How important are the ultra-fast refresh rates in practise? 200Hz can work wonders in the right game, but most of the time the advantage of 200Hz over 144Hz isn't as significant as going from, say, 60Hz to 120Hz. Getting a graphics card to render the requisite framerates is also easier said than done (even an RTX 2080 Ti struggles to take advantage in most modern titles), and while the overclocked refresh rate can feel amazingly smooth, the panel will, at times, fail to keep up, resulting in a bit of extra blur that eagle-eyed gamers may notice.
As critics, or indeed consumers contemplating a £2,700 purchase, we'd prefer not to have any imperfections at all. It would be nice to be able to run 10-bit HDR at 200Hz, without any backlight glow and with limitless viewing angles, but the technology just isn't there yet, and despite these constraints, there's no denying the fact that the Asus panel is an incredible place to game. PG35VQ delivers the most convincing implementation of HDR we've seen to date on a desktop monitor, and it has to be said, we feel utterly spoilt having played Forza Horizon 4 on this screen. At the native resolution, with HDR and all the eye candy enabled, the game has never looked so good and plays so smooth it is nothing short of a joy to behold.
Presentation, Connectivity and Cooling
On the outside, the PG35VQ keeps things consistent with other Asus gaming displays. The back is adorned with Republic of Gamers graphics, including RGB elements that are designed to reflect above, below and behind the panel (don't worry, this can all be turned off), while the easy-to-assemble stand offers decent versatility. Height adjustment is supported at up to 100mm, there's up to 35º of swivel in either direction, plus the ability to tilt between -5º and +20º.
Those who enjoy the illumination will find it easy to customise or synchronise effects via the Asus Aura app, while those who prefer a less ostentatious environment will be grateful the front of the display is comparatively sleek. Bezels on the top and sides are suitably thin, the subtle 1800R curve does a fine job of enhancing the panoramic feel, and the joystick for navigating the on-screen display is both conveniently located and intuitive to use.
What's surprising for a £2,700 solution is that connectivity is somewhat sparse. Display inputs are limited to just one HDMI 2.0 and one DisplayPort 1.4, alongside a headphone jack, USB 3.0 upstream and two USB 3.0 downstream. All the ports are neatly hidden behind a removable plastic cover, however the USB jacks aren't easy to reach, and we'd have liked at least one port lining the side of the panel.
Connectivity could be improved, but our biggest gripe has to be the fan that is mounted in the back of the panel. Much like Acer's Predator X27, the Asus display requires active cooling, and though the fan is often described as reasonably quiet, I'm of the opinion monitors ought to be silent, and I'm hoping fan-cooled displays don't become a trend. Sat right in front of the screen, I can hear it at all times, and to make matters worse, the fan keeps spinning for a further 15 minutes after the PC is turned off.

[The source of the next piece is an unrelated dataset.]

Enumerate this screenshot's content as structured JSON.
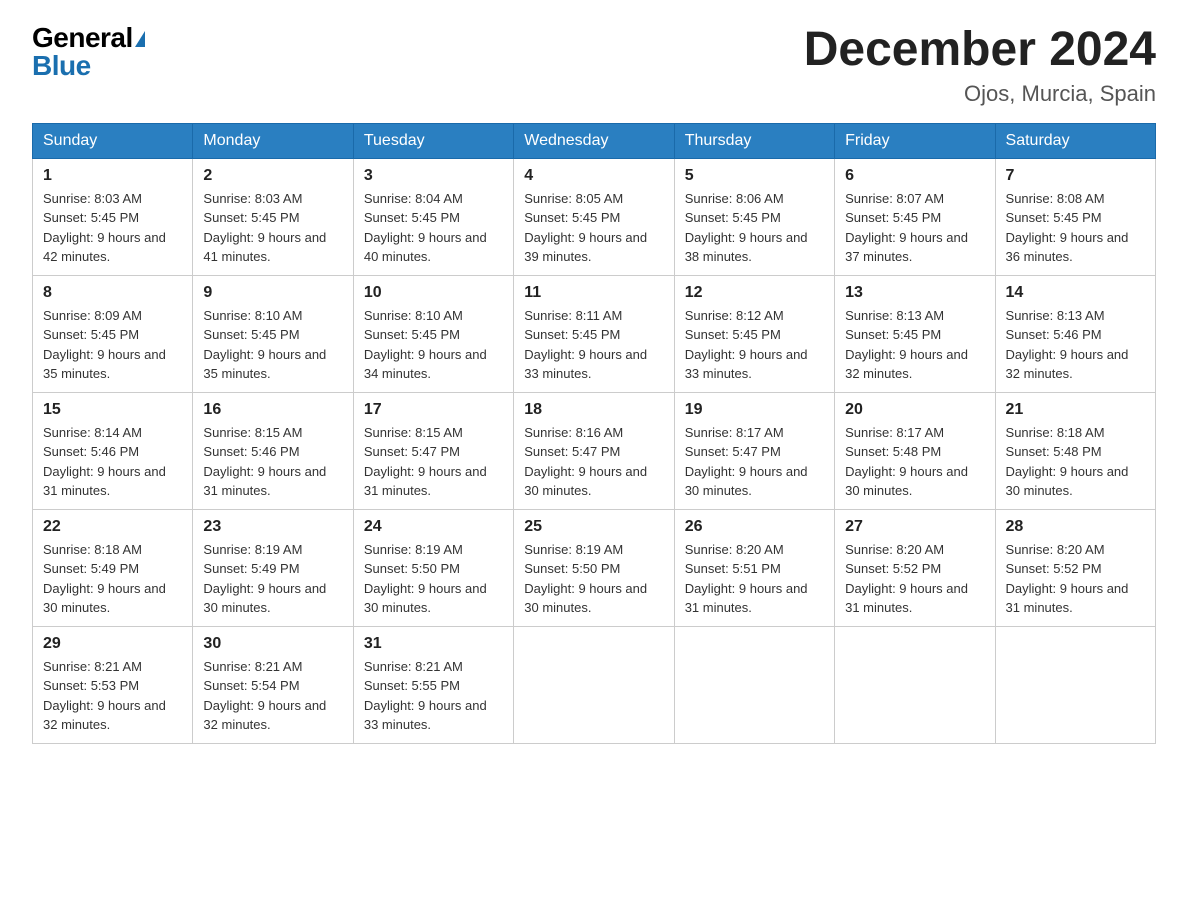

Fan noise is going to be a divisive issue - some claim not to hear it, while I find it unmistakable - but the bigger hurdle is that Asus isn't the only manufacturer bringing a 35in UWQHD 200Hz display to market. Acer's Predator X35 is also starting to filter through to retail and offers the same underlying panel for £2,200, making the Asus premium all the more difficult to justify.